[Component data from apps and pages]
####################

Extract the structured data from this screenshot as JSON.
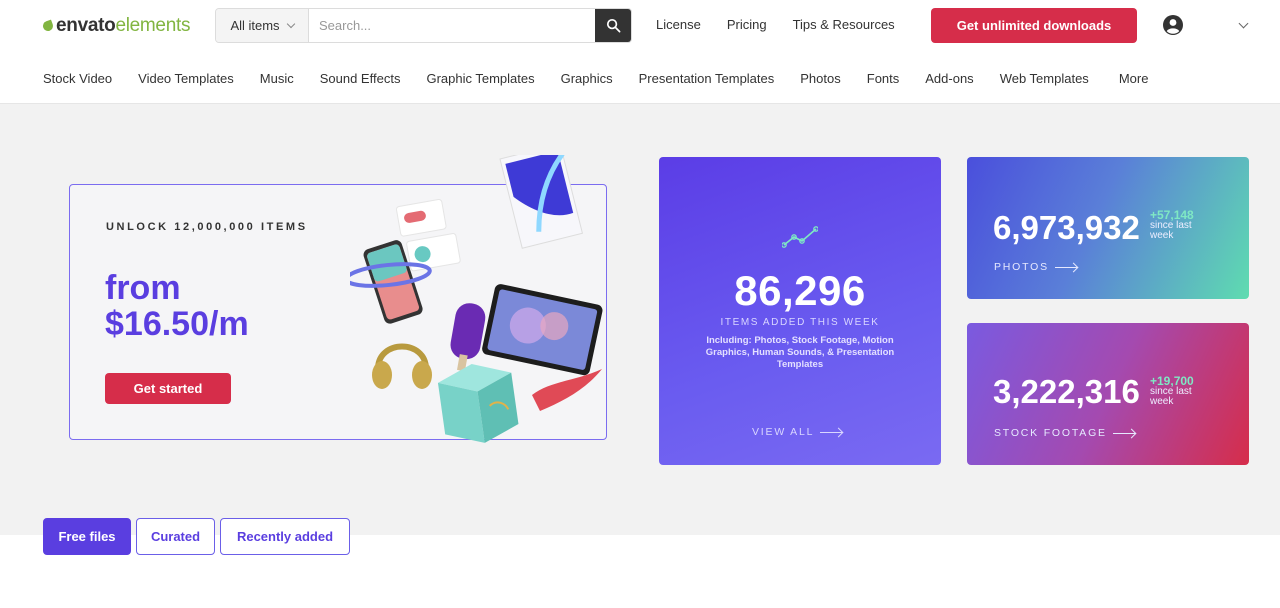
{
  "header": {
    "logo": {
      "part_a": "envato",
      "part_b": "elements"
    },
    "search": {
      "category": "All items",
      "placeholder": "Search..."
    },
    "links": [
      "License",
      "Pricing",
      "Tips & Resources"
    ],
    "cta": "Get unlimited downloads"
  },
  "nav": [
    "Stock Video",
    "Video Templates",
    "Music",
    "Sound Effects",
    "Graphic Templates",
    "Graphics",
    "Presentation Templates",
    "Photos",
    "Fonts",
    "Add-ons",
    "Web Templates",
    "More"
  ],
  "promo": {
    "kicker": "UNLOCK 12,000,000 ITEMS",
    "price_line1": "from",
    "price_line2": "$16.50/m",
    "button": "Get started"
  },
  "weekly": {
    "number": "86,296",
    "label": "ITEMS ADDED THIS WEEK",
    "including": "Including: Photos, Stock Footage, Motion Graphics, Human Sounds, & Presentation Templates",
    "view_all": "VIEW ALL"
  },
  "stats": {
    "photos": {
      "number": "6,973,932",
      "delta": "+57,148",
      "since": "since last week",
      "link": "PHOTOS"
    },
    "footage": {
      "number": "3,222,316",
      "delta": "+19,700",
      "since": "since last week",
      "link": "STOCK FOOTAGE"
    }
  },
  "tabs": [
    "Free files",
    "Curated",
    "Recently added"
  ],
  "colors": {
    "brand_green": "#82b541",
    "accent_red": "#d62d4a",
    "accent_purple": "#5a3ee0"
  }
}
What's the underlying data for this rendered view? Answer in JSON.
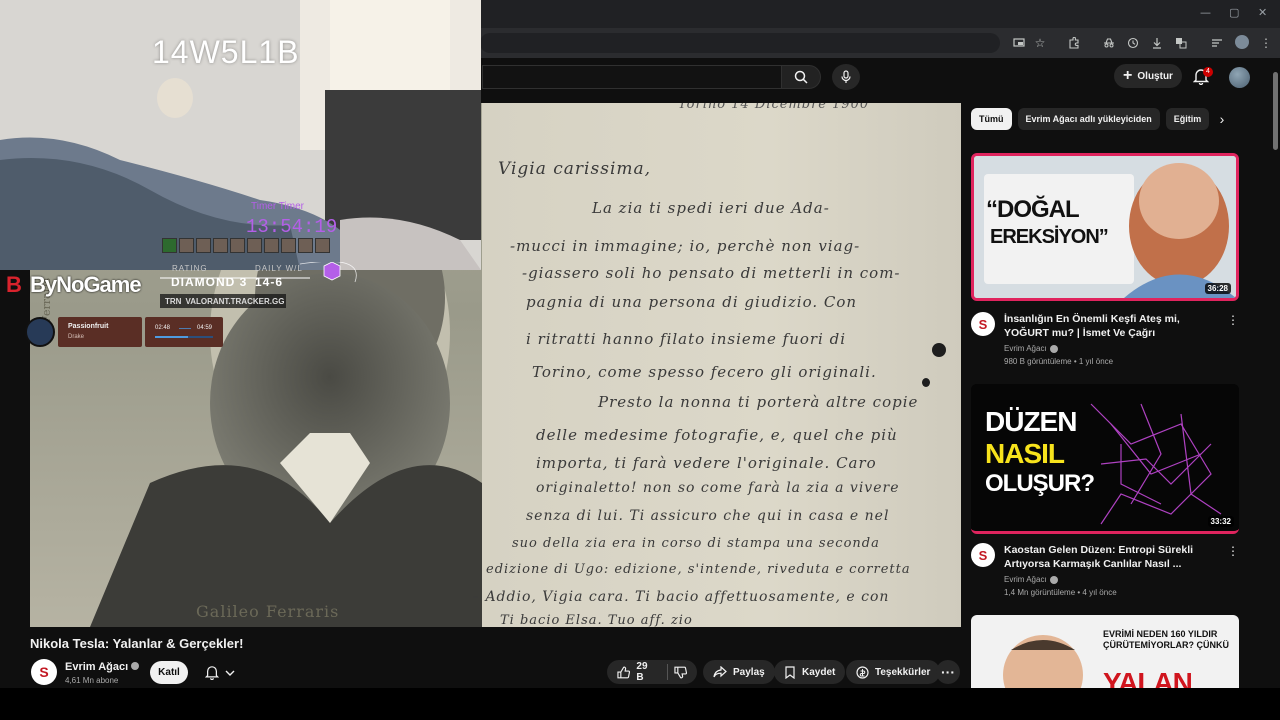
{
  "colors": {
    "bg": "#0f0f0f",
    "accent_red": "#cc0000",
    "brand_red": "#c21823",
    "overlay_purple": "#b45fe8"
  },
  "browser": {
    "window_controls": [
      "—",
      "▢",
      "✕"
    ],
    "toolbar_icons": [
      "cast-icon",
      "star-icon",
      "extensions-icon",
      "incognito-icon",
      "history-icon",
      "download-icon",
      "translate-icon",
      "reading-list-icon",
      "profile-icon",
      "more-icon"
    ]
  },
  "header": {
    "create_label": "Oluştur",
    "notification_count": "4"
  },
  "stream_overlay": {
    "code": "14W5L1B",
    "timer_label": "Timer Timer",
    "timer": "13:54:19",
    "rating_label": "RATING",
    "rating_value": "DIAMOND 3",
    "daily_label": "DAILY W/L",
    "daily_value": "14-6",
    "tracker_brand": "TRN",
    "tracker_url": "VALORANT.TRACKER.GG",
    "logo_mark": "B",
    "logo_text": "ByNoGame",
    "track_title": "Passionfruit",
    "track_artist": "Drake",
    "track_elapsed": "02:48",
    "track_total": "04:59"
  },
  "video": {
    "caption": "Galileo Ferraris",
    "letter_lines": [
      "Torino 14 Dicembre 1900",
      "Vigia carissima,",
      "La zia ti spedi ieri due Ada-",
      "-mucci in immagine; io, perchè non viag-",
      "-giassero soli ho pensato di metterli in com-",
      "pagnia di una persona di giudizio. Con",
      "i ritratti hanno filato insieme fuori di",
      "Torino, come spesso fecero gli originali.",
      "Presto la nonna ti porterà altre copie",
      "delle medesime fotografie, e, quel che più",
      "importa, ti farà vedere l'originale. Caro",
      "originaletto! non so come farà la zia a vivere",
      "senza di lui. Ti assicuro che qui in casa e nel",
      "suo della zia era in corso di stampa una seconda",
      "edizione di Ugo: edizione, s'intende, riveduta e corretta",
      "– Addio, Vigia cara. Ti bacio affettuosamente, e con",
      "Ti bacio Elsa. Tuo aff. zio"
    ],
    "title": "Nikola Tesla: Yalanlar & Gerçekler!"
  },
  "channel": {
    "avatar_letter": "S",
    "name": "Evrim Ağacı",
    "subscribers": "4,61 Mn abone",
    "join_label": "Katıl"
  },
  "actions": {
    "likes": "29 B",
    "share": "Paylaş",
    "save": "Kaydet",
    "thanks": "Teşekkürler"
  },
  "chips": [
    "Tümü",
    "Evrim Ağacı adlı yükleyiciden",
    "Eğitim"
  ],
  "recommendations": [
    {
      "thumb_text_1": "“DOĞAL",
      "thumb_text_2": "EREKSİYON”",
      "duration": "36:28",
      "title": "İnsanlığın En Önemli Keşfi Ateş mi, YOĞURT mu? | İsmet Ve Çağrı",
      "channel": "Evrim Ağacı",
      "meta": "980 B görüntüleme • 1 yıl önce"
    },
    {
      "thumb_text_1": "DÜZEN",
      "thumb_text_2": "NASIL",
      "thumb_text_3": "OLUŞUR?",
      "duration": "33:32",
      "title": "Kaostan Gelen Düzen: Entropi Sürekli Artıyorsa Karmaşık Canlılar Nasıl ...",
      "channel": "Evrim Ağacı",
      "meta": "1,4 Mn görüntüleme • 4 yıl önce"
    },
    {
      "thumb_text_1": "EVRİMİ NEDEN 160 YILDIR",
      "thumb_text_2": "ÇÜRÜTEMİYORLAR? ÇÜNKÜ",
      "thumb_text_3": "YALAN"
    }
  ]
}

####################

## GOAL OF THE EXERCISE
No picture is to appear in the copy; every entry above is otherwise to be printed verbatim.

## RESPONSE TO THE EXERCISE
Extract the structured data from this screenshot as JSON.
{
  "header": {
    "logo": {
      "part_a": "envato",
      "part_b": "elements"
    },
    "search": {
      "category": "All items",
      "placeholder": "Search..."
    },
    "links": [
      "License",
      "Pricing",
      "Tips & Resources"
    ],
    "cta": "Get unlimited downloads"
  },
  "nav": [
    "Stock Video",
    "Video Templates",
    "Music",
    "Sound Effects",
    "Graphic Templates",
    "Graphics",
    "Presentation Templates",
    "Photos",
    "Fonts",
    "Add-ons",
    "Web Templates",
    "More"
  ],
  "promo": {
    "kicker": "UNLOCK 12,000,000 ITEMS",
    "price_line1": "from",
    "price_line2": "$16.50/m",
    "button": "Get started"
  },
  "weekly": {
    "number": "86,296",
    "label": "ITEMS ADDED THIS WEEK",
    "including": "Including: Photos, Stock Footage, Motion Graphics, Human Sounds, & Presentation Templates",
    "view_all": "VIEW ALL"
  },
  "stats": {
    "photos": {
      "number": "6,973,932",
      "delta": "+57,148",
      "since": "since last week",
      "link": "PHOTOS"
    },
    "footage": {
      "number": "3,222,316",
      "delta": "+19,700",
      "since": "since last week",
      "link": "STOCK FOOTAGE"
    }
  },
  "tabs": [
    "Free files",
    "Curated",
    "Recently added"
  ],
  "colors": {
    "brand_green": "#82b541",
    "accent_red": "#d62d4a",
    "accent_purple": "#5a3ee0"
  }
}
What's the underlying data for this rendered view? Answer in JSON.
{
  "colors": {
    "bg": "#0f0f0f",
    "accent_red": "#cc0000",
    "brand_red": "#c21823",
    "overlay_purple": "#b45fe8"
  },
  "browser": {
    "window_controls": [
      "—",
      "▢",
      "✕"
    ],
    "toolbar_icons": [
      "cast-icon",
      "star-icon",
      "extensions-icon",
      "incognito-icon",
      "history-icon",
      "download-icon",
      "translate-icon",
      "reading-list-icon",
      "profile-icon",
      "more-icon"
    ]
  },
  "header": {
    "create_label": "Oluştur",
    "notification_count": "4"
  },
  "stream_overlay": {
    "code": "14W5L1B",
    "timer_label": "Timer Timer",
    "timer": "13:54:19",
    "rating_label": "RATING",
    "rating_value": "DIAMOND 3",
    "daily_label": "DAILY W/L",
    "daily_value": "14-6",
    "tracker_brand": "TRN",
    "tracker_url": "VALORANT.TRACKER.GG",
    "logo_mark": "B",
    "logo_text": "ByNoGame",
    "track_title": "Passionfruit",
    "track_artist": "Drake",
    "track_elapsed": "02:48",
    "track_total": "04:59"
  },
  "video": {
    "caption": "Galileo Ferraris",
    "letter_lines": [
      "Torino 14 Dicembre 1900",
      "Vigia carissima,",
      "La zia ti spedi ieri due Ada-",
      "-mucci in immagine; io, perchè non viag-",
      "-giassero soli ho pensato di metterli in com-",
      "pagnia di una persona di giudizio. Con",
      "i ritratti hanno filato insieme fuori di",
      "Torino, come spesso fecero gli originali.",
      "Presto la nonna ti porterà altre copie",
      "delle medesime fotografie, e, quel che più",
      "importa, ti farà vedere l'originale. Caro",
      "originaletto! non so come farà la zia a vivere",
      "senza di lui. Ti assicuro che qui in casa e nel",
      "suo della zia era in corso di stampa una seconda",
      "edizione di Ugo: edizione, s'intende, riveduta e corretta",
      "– Addio, Vigia cara. Ti bacio affettuosamente, e con",
      "Ti bacio Elsa. Tuo aff. zio"
    ],
    "title": "Nikola Tesla: Yalanlar & Gerçekler!"
  },
  "channel": {
    "avatar_letter": "S",
    "name": "Evrim Ağacı",
    "subscribers": "4,61 Mn abone",
    "join_label": "Katıl"
  },
  "actions": {
    "likes": "29 B",
    "share": "Paylaş",
    "save": "Kaydet",
    "thanks": "Teşekkürler"
  },
  "chips": [
    "Tümü",
    "Evrim Ağacı adlı yükleyiciden",
    "Eğitim"
  ],
  "recommendations": [
    {
      "thumb_text_1": "“DOĞAL",
      "thumb_text_2": "EREKSİYON”",
      "duration": "36:28",
      "title": "İnsanlığın En Önemli Keşfi Ateş mi, YOĞURT mu? | İsmet Ve Çağrı",
      "channel": "Evrim Ağacı",
      "meta": "980 B görüntüleme • 1 yıl önce"
    },
    {
      "thumb_text_1": "DÜZEN",
      "thumb_text_2": "NASIL",
      "thumb_text_3": "OLUŞUR?",
      "duration": "33:32",
      "title": "Kaostan Gelen Düzen: Entropi Sürekli Artıyorsa Karmaşık Canlılar Nasıl ...",
      "channel": "Evrim Ağacı",
      "meta": "1,4 Mn görüntüleme • 4 yıl önce"
    },
    {
      "thumb_text_1": "EVRİMİ NEDEN 160 YILDIR",
      "thumb_text_2": "ÇÜRÜTEMİYORLAR? ÇÜNKÜ",
      "thumb_text_3": "YALAN"
    }
  ]
}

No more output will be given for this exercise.